It’s a fairly well accepted notion that childhood traumatic experiences can affect a person’s psychology and mental health. The ACE test, or Adverse Childhood Experience test takes that notion a step further, and has found a strong correlation between high ACE scores (more childhood trauma) and physical health conditions during adult life (from COPD to Cancer).
What is the ACE Test?
A test the patient can fill out that scores childhood experiences that would be considered traumatic. The traumatic experiences considered in the test cover mental/physical abuse, neglect, and other home life traumatic experiences.
Two out of three adults score at least a one on the test. You can figure out your own ACE test score here.
The higher a person’s ACE score the more health issues they are likely to experience in adulthood. This correlation is in addition to the priming effect it has on mental illness, addictive tendencies, likelihood to make bad decisions, and personality issues.
When compared to a person with 0 aces, a person who has 4 aces runs the risk of the following:
- 7 times more likely to become an alcoholic.
- “12 times more likely to attempt suicide.”
- Twice as likely to develop heart disease.
- Twice as likely to develop cancer.
What is the science behind it?
The fight or flight response stops the thinking brain (the analytical side that can take too long to take action in dangerous situations). The response also interrupts other immune responses with high levels of toxic stress (fight or flight) hormones.
This immune response is adaptive, meant to save us from dangerous situations. This response only becomes a problem when a child experiences it every time they cross the threshold into their home.
The studies from ACEstoohigh, Harvard, CDC, and 33 States (including DC) have recognized that the repetitive chemical response in a growing child affects developing immune systems, hormonal systems, and even the way our DNA is transcribed. This disruption in childhood has long lasting repercussions that play out in their health status as adults.
Why haven’t I heard more about this?!
ACEs studies began in 1996, so we have had knowledge of the adverse health effects of childhood trauma going on two decades. Unfortunately, the initial studies comprised of mostly Caucasian and college educated test subjects. This reduced the level of the ACE tests and hindered the urgency that should have been used to disperse the information found.
It’s also very likely, because of how wide spread the issue is… and delicate the material is, we would rather not talk about it. We would rather be sick than address early life traumas.
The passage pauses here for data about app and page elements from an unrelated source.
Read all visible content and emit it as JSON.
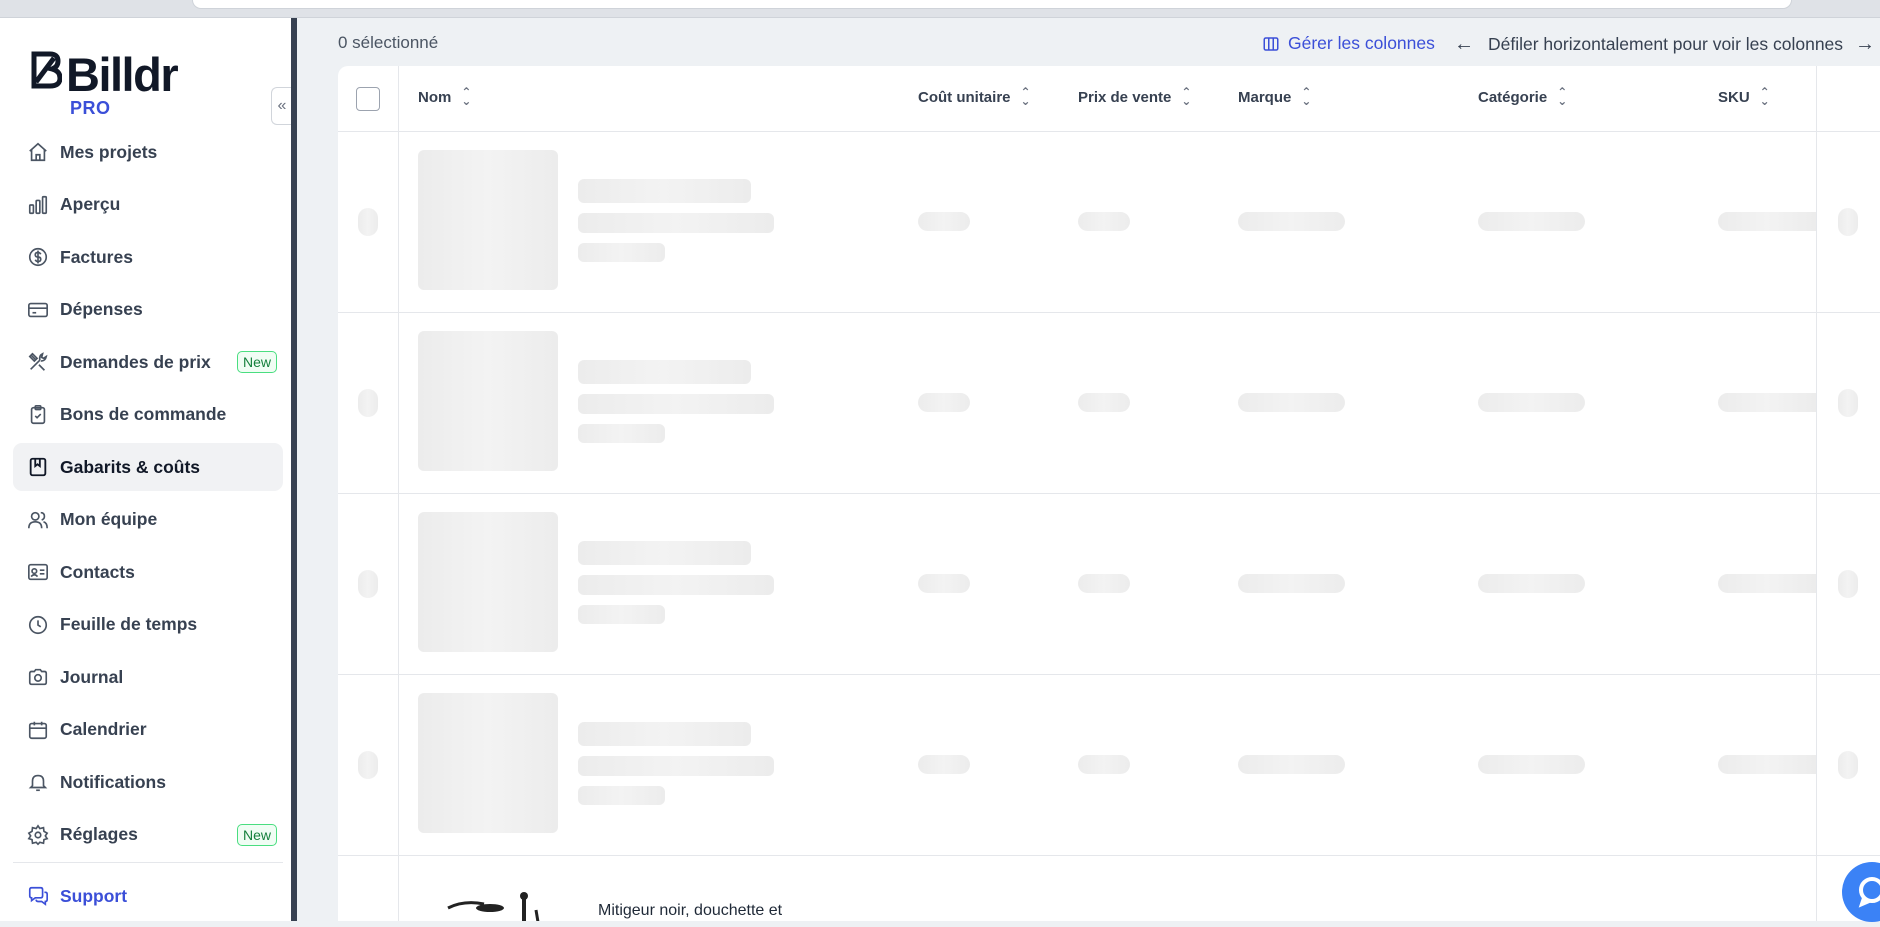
{
  "brand": {
    "name": "Billdr",
    "tier": "PRO",
    "accent": "#3b4fd8"
  },
  "sidebar": {
    "items": [
      {
        "label": "Mes projets",
        "icon": "home-icon"
      },
      {
        "label": "Aperçu",
        "icon": "bar-chart-icon"
      },
      {
        "label": "Factures",
        "icon": "dollar-circle-icon"
      },
      {
        "label": "Dépenses",
        "icon": "credit-card-icon"
      },
      {
        "label": "Demandes de prix",
        "icon": "tools-icon",
        "badge": "New"
      },
      {
        "label": "Bons de commande",
        "icon": "clipboard-check-icon"
      },
      {
        "label": "Gabarits & coûts",
        "icon": "book-icon",
        "active": true
      },
      {
        "label": "Mon équipe",
        "icon": "users-icon"
      },
      {
        "label": "Contacts",
        "icon": "id-card-icon"
      },
      {
        "label": "Feuille de temps",
        "icon": "clock-icon"
      },
      {
        "label": "Journal",
        "icon": "camera-icon"
      },
      {
        "label": "Calendrier",
        "icon": "calendar-icon"
      },
      {
        "label": "Notifications",
        "icon": "bell-icon"
      },
      {
        "label": "Réglages",
        "icon": "gear-icon",
        "badge": "New"
      }
    ],
    "support_label": "Support"
  },
  "toolbar": {
    "selected_count": "0 sélectionné",
    "manage_columns": "Gérer les colonnes",
    "scroll_hint": "Défiler horizontalement pour voir les colonnes"
  },
  "table": {
    "columns": [
      "Nom",
      "Coût unitaire",
      "Prix de vente",
      "Marque",
      "Catégorie",
      "SKU"
    ],
    "loading_rows": 4,
    "partial_row_title": "Mitigeur noir, douchette et"
  }
}
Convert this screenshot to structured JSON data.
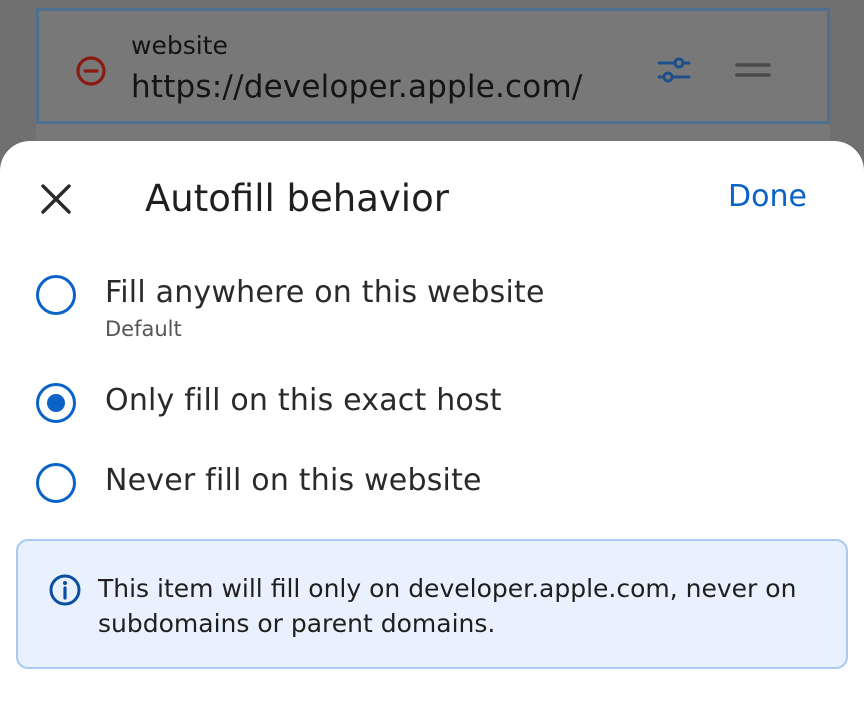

An example of this incidence was just released in a Huffington Post article ; one of their writers talks about how the death of her father in her early years created trauma that led to health problems she experienced in her young 40’s.
What to do with this information?
Dr. Robert Block former president of the American academy of pediatrics stated, “Adverse Childhood Experiences are the single greatest unaddressed public health threat facing our nation today.”
Doctors should be aware of the ace score, because the higher the ace the more high-risk the patient. Ace score should be taken into account in all patients’ health needs, not just psychological. Additionally, there has been a new wave of centers equipped to help young childhood trauma victims and prevent future occurrences.
Find out more at https://acestoohigh.com/.